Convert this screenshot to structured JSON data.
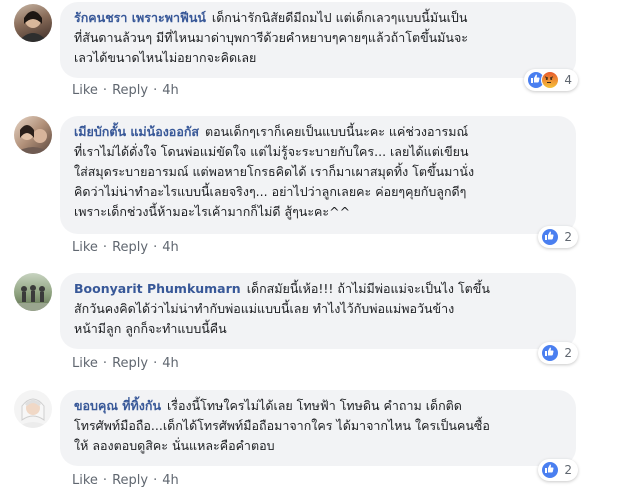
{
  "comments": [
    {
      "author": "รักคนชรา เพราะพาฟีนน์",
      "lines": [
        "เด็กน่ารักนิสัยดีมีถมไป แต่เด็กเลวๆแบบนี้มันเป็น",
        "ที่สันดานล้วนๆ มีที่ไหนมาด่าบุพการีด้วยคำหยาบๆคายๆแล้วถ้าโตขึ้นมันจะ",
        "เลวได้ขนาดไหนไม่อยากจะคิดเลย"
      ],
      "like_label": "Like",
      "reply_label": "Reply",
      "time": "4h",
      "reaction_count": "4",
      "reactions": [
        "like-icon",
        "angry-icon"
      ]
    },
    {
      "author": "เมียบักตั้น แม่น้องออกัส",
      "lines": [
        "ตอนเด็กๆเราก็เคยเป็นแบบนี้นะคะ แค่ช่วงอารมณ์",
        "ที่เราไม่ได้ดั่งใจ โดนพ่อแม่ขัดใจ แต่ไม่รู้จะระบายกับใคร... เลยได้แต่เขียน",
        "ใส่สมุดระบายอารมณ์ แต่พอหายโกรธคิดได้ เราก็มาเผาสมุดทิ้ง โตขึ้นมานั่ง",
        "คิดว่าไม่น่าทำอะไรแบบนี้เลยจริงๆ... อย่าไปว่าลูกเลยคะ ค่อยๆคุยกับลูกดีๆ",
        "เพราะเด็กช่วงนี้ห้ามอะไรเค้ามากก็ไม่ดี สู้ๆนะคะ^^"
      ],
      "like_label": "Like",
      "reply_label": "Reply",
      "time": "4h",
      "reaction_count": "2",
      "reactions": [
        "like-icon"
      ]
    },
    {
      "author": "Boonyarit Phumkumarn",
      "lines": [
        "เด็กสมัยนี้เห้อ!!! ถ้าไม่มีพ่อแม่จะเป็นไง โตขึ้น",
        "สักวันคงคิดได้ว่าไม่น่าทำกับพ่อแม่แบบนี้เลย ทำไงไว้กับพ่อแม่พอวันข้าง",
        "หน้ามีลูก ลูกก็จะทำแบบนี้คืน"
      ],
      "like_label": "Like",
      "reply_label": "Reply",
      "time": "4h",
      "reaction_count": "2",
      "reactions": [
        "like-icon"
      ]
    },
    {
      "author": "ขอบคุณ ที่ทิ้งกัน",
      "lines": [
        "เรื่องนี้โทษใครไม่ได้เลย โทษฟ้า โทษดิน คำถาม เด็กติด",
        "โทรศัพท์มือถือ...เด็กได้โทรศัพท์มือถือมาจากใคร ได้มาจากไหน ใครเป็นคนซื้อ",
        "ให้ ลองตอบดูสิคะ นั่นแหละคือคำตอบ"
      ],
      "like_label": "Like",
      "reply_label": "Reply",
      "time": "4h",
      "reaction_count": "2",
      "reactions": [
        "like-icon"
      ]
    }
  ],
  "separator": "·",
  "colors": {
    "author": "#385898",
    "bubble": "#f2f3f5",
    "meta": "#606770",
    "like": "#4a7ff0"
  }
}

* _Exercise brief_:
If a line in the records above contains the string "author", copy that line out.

* _Output_:
      "author": "รักคนชรา เพราะพาฟีนน์",
      "author": "เมียบักตั้น แม่น้องออกัส",
      "author": "Boonyarit Phumkumarn",
      "author": "ขอบคุณ ที่ทิ้งกัน",
    "author": "#385898",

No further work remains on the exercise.